Birmingham Mayor Randall Woodfin marked the halfway point of his first term in office Tuesday evening with a presentation highlighting his administration’s accomplishments and broadly gesturing toward his plans for the next two years.
Tuesday’s event, which took place at the downtown Birmingham venue Haven, followed a similar presentation that took place in March, also titled “The Big Picture.” Both events were intended to provide an update on the Woodfin administration’s strategic initiatives. But while March’s event featured presentations from a slew of city officials, Tuesday night’s presentation centered on a half-hour speech from Woodfin.
For the rest of the evening, attendees were encouraged to mix and mingle using the mobile app Mixtroz, which was developed in Birmingham. Representatives of the microtransit service Birmingham Direct — a partnership with ridesharing company Via, which launched Tuesday morning — were also present, handing out coupons for the new service and displaying one of the program’s Mercedes vans.
Woodfin’s speech mostly summarized his administration’s recent achievements, often describing them in terms of how they might help a single mother or grandmother living in one of the city’s neighborhoods.
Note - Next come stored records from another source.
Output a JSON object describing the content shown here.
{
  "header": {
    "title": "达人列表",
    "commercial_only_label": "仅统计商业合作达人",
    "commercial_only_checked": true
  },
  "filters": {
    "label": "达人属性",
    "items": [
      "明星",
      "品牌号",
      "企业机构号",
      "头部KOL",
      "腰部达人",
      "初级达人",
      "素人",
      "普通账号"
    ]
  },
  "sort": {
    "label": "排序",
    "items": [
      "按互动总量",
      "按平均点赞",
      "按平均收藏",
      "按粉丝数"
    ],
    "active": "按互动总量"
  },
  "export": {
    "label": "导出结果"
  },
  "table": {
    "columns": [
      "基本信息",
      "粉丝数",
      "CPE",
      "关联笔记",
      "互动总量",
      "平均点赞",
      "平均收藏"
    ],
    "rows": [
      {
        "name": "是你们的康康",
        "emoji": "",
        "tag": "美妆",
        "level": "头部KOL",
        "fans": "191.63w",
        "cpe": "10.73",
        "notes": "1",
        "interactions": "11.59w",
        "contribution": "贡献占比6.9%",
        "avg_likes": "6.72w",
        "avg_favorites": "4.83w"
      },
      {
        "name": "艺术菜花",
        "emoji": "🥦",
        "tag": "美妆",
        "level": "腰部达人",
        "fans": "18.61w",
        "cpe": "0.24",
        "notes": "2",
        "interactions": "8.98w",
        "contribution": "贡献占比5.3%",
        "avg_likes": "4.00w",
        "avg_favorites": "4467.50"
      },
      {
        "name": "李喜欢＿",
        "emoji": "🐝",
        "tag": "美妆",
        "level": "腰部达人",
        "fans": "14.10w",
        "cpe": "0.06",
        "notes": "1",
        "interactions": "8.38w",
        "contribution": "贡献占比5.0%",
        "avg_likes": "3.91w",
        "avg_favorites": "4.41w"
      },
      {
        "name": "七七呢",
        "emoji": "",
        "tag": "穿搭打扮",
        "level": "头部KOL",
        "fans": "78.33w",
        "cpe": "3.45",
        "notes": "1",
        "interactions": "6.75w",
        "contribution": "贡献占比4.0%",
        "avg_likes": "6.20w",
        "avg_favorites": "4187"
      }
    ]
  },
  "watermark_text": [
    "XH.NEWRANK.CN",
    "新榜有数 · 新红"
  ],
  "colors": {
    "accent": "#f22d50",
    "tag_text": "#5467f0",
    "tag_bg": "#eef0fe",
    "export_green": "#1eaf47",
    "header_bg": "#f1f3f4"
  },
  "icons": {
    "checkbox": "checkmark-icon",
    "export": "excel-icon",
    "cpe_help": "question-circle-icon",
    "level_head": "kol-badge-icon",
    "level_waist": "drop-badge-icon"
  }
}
He pointed to the city’s neighborhood revitalization fund, which is intended to address “quality-of-life issues” for Birmingham residents. “What initially started out as a $1.6 million investment has now gone to $7.2 million in the neighborhood fund,” he said.
That money, he added, had gone toward paving 16 miles of roads, tearing down over 700 dilapidated structures and repairing over 27,000 potholes. “If I can nerd out about it, that’s really 27,516 potholes,” he said. “Don’t ask me why I know that number.”
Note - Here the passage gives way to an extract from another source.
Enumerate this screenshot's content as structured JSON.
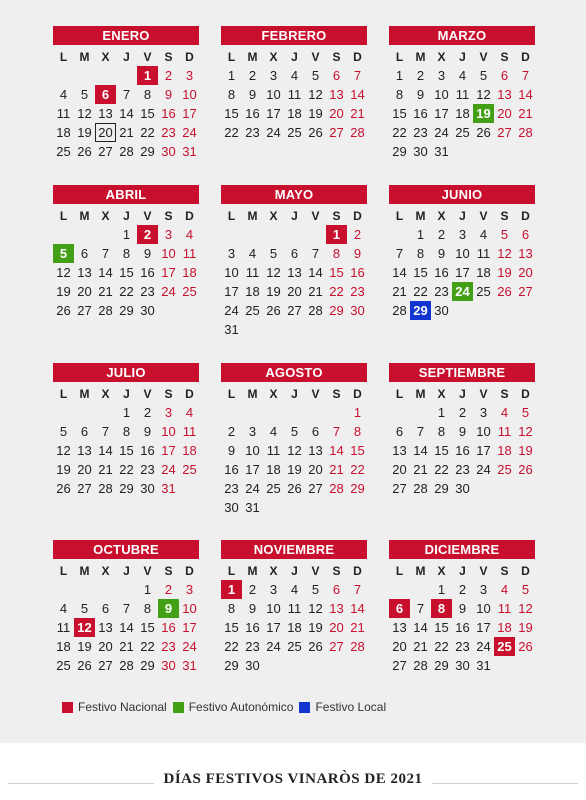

Woodfin also addressed public safety in the city, insisting that despite high-profile crimes such as the murders of Birmingham Police Sgt. Wytasha Carter in January and 3-year-old Kamille “Cupcake” McKinney in October, “We have seen a double-digit decrease in all crime categories — crimes against persons and crimes against property.” Those decreases, he said, were the results not only of the Birmingham Police Department, but of the public health-centered approach to violent crime embodied by his administration’s “Peace” strategy.
Other recent highlights of his administration, Woodfin said, included an overhaul of the city’s 3-1-1 center, a new program issuing pardons for low-level marijuana convictions and the Birmingham Promise program, which will fund apprenticeships and scholarships for students of Birmingham City Schools. He also pointed toward efforts to revitalize business in the downtown Ensley area.
Going forward, Woodfin said, his administration would focus on efforts to turn the city into a “hub for women- and minority-owned businesses, and to do what is necessary for them to be successful,” a goal that a series of grants approved by the City Council Tuesday morning are designed to address.
The environment, he added, would be a major concern for the back half of his first term.
“We’ve got a whole lot more environmental justice and sustainability issues to address within the next two years,” he said, “but we’ve laid the groundwork and foundation to address these environmental issues in our city.”
“In the coming two years, there are many more issues to address,” he added. “Homelessness. Recycling. Many other ways that this government can be more efficient, and many other things individually and collectively as a city … I ask that you all stick with us as an administration, that you get involved and participate … All of us call this city our home, and that’s the big picture.”